It is common knowledge that forage based diets are the best way to maintain gut health in horses, and the fibre in forage is a main source of energy for the horse. Whilst some horses can maintain a healthy condition on fibre alone, the majority do require additional food in the form of concentrates. For this reason, it is useful to consider highly digestible fibre (or super fibres) additions to traditional feeds. Examples of these include beet pulp products and soya hulls. Soya hulls are the outer layer of the soybean which is separated during processing. Soya hulls have roughly 31% more digestible fibre than hay which allows commercial feeds to provide more fibre per kg of food while still ensuring adequate energy levels.

What about the potential side effects of Soya?

Because of research investigating soy-related health problems in humans, many horse owners are concerned that the same may occur with horses.

In order to address these concerns, Equus contacted the world leading researchers in equine nutrition, Kentucky Equine Research, for their opinion on this matter.

“Currently there is no research (that we are aware of) proving any adverse effects of soy on horses.
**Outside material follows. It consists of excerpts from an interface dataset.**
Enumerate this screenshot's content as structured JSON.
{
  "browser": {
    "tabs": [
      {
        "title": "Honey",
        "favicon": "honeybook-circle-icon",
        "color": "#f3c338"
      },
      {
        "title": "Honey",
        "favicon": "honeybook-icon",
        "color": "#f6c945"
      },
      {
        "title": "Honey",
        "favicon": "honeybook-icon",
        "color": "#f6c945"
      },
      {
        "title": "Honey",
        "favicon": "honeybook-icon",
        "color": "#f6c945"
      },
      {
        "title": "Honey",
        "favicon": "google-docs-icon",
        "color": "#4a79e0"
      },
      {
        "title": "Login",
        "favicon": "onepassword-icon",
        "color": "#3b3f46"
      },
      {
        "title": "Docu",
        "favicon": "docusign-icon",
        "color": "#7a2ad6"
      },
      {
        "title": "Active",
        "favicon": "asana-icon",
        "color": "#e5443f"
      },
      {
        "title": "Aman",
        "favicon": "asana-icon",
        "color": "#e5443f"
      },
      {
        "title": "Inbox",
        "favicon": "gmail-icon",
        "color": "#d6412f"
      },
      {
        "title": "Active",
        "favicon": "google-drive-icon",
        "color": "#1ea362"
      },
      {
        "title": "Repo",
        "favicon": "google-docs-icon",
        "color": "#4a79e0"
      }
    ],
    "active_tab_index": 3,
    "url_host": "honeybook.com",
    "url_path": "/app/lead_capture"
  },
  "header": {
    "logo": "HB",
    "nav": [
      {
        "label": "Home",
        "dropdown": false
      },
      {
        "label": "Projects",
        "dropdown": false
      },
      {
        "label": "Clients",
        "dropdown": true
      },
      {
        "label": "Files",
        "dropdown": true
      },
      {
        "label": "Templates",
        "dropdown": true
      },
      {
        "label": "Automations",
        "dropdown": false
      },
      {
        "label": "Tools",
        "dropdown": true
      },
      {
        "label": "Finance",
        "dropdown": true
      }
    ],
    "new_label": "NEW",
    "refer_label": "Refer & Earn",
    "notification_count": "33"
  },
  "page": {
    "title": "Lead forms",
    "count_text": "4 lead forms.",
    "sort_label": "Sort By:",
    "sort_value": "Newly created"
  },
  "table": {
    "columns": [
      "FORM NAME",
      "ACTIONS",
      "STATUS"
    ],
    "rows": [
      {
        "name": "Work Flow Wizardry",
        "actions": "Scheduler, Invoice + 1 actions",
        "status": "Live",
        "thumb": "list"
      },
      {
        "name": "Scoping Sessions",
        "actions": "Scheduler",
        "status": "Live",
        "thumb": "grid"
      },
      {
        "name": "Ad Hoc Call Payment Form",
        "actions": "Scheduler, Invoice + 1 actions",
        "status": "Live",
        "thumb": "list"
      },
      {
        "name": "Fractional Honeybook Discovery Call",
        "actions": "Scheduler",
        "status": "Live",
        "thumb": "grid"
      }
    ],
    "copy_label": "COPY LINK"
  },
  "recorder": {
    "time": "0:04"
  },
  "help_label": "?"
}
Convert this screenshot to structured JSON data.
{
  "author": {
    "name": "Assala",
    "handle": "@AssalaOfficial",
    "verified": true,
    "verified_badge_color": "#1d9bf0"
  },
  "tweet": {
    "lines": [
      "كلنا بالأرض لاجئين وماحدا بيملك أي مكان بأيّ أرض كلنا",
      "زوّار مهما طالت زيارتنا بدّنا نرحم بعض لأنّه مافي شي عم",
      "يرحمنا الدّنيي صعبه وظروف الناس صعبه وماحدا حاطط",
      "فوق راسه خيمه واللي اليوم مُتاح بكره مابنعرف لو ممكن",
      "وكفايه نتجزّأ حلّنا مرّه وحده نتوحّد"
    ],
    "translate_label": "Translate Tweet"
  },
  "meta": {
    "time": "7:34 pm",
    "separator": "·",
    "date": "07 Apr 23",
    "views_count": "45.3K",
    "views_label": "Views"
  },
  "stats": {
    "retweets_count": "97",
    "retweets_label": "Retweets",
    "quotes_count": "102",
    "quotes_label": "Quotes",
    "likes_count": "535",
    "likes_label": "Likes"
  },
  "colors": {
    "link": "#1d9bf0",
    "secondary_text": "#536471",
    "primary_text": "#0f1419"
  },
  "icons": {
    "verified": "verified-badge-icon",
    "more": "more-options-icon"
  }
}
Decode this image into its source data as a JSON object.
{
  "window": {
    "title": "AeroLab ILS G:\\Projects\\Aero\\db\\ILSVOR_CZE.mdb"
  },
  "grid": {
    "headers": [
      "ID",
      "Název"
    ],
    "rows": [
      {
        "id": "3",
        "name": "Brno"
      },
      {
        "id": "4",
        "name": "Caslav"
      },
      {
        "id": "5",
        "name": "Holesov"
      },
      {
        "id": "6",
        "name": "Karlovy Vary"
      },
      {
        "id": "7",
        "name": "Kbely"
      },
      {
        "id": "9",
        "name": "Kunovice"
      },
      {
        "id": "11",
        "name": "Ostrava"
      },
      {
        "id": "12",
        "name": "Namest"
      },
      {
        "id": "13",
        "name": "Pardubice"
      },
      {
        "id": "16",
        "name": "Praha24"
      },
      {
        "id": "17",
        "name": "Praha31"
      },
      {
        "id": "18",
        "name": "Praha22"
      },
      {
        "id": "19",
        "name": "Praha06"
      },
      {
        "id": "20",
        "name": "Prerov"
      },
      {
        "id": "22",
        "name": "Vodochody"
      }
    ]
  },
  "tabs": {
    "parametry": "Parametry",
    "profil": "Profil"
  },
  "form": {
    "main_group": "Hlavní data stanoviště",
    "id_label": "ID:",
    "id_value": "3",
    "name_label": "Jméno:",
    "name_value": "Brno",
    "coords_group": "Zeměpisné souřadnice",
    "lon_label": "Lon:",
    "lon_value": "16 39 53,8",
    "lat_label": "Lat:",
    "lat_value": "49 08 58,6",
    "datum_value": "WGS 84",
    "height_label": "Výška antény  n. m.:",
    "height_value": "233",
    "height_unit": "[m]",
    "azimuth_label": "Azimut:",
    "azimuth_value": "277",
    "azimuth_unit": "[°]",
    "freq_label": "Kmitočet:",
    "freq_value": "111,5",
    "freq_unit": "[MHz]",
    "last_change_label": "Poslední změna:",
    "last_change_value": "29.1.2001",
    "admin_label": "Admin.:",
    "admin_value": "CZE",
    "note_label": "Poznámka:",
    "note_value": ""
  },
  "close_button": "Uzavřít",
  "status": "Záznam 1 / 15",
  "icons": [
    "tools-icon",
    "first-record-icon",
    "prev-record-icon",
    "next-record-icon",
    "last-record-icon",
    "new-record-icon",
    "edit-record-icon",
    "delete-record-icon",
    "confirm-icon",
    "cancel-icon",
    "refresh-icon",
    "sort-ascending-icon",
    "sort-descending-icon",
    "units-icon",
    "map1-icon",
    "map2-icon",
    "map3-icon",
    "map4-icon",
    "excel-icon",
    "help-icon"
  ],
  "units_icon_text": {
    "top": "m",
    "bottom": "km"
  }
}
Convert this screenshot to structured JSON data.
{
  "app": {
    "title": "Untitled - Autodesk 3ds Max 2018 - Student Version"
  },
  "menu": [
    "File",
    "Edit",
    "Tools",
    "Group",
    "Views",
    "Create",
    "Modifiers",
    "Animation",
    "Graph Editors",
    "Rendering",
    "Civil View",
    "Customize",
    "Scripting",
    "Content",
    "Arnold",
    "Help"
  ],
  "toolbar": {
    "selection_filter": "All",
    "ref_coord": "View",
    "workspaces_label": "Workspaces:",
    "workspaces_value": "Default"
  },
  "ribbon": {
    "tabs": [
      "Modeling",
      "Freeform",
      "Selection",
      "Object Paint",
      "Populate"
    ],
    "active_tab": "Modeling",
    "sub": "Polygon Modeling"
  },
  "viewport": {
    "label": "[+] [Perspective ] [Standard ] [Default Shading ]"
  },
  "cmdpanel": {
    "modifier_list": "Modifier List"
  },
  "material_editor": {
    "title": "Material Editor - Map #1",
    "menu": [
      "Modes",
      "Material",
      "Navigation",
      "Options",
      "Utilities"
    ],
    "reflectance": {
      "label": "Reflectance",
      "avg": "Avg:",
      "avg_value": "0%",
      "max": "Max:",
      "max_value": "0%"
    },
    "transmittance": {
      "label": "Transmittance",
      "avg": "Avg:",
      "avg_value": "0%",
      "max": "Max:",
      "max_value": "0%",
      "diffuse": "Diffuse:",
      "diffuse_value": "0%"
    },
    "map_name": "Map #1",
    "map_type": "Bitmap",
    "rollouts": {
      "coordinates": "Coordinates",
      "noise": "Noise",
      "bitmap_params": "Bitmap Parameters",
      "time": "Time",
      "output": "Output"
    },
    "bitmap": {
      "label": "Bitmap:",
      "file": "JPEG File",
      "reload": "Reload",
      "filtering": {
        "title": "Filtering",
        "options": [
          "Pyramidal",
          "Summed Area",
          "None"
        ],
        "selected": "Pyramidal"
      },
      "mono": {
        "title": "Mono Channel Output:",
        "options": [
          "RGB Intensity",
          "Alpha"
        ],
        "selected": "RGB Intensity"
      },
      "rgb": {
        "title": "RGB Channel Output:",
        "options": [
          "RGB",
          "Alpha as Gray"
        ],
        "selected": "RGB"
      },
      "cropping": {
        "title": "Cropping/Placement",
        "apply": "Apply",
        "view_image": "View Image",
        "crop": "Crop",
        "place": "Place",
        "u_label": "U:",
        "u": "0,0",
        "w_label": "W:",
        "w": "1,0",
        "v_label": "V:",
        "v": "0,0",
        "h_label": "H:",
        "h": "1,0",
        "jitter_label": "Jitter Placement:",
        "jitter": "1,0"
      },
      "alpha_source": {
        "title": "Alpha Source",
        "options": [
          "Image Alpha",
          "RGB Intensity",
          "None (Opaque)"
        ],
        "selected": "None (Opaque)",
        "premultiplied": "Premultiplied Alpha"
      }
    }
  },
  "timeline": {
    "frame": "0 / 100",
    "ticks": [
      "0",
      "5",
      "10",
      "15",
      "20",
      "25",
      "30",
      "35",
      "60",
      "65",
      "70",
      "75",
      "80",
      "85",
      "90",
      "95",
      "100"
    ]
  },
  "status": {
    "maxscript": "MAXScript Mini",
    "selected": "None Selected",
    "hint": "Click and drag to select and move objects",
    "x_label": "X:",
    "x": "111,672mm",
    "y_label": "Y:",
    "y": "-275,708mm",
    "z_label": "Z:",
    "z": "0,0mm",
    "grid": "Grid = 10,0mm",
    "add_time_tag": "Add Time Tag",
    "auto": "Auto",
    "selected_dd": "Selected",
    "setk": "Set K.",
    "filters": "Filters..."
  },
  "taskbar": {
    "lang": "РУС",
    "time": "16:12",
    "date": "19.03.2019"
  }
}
Much of the concern stems from human research involving effects of phytoestrogens on hormones and the endocrine system when consumed in large quantities”. Often those involved in the research were over consuming soy protein and/or are truly allergic to soy products.

As horses are true herbivores, they can have completely different metabolic responses to digesting individual ingredients.

“We continue to stand behind the use of soy, in reasonable amounts, within nutritionally balanced horse feeds because it is the most abundant protein source that most closely matches the amino acid profile of the horse. KER has done research involving feeds and supplements containing soy for years with no evidence of any ill effects” says Chelsea Martin, KER.com

Conclusion

As with everything, moderation is key and over feeding any ingredient has the potential for negative effects. Providing a diet high in forage with minimal, well balanced concentrates is always the best way to feed.

 

 

Research info from:

-Chelsea Martin KER.com

-Amy M.Gill PhD, Equine nutritionist Lexington Kentucky, article by Lisa Kemp, 2008 www.thehorse.com/123469/soy-saftey-depends-on-the-source-nutritionists-say/

Article written by Hannah Botha, Equus Technical Adviser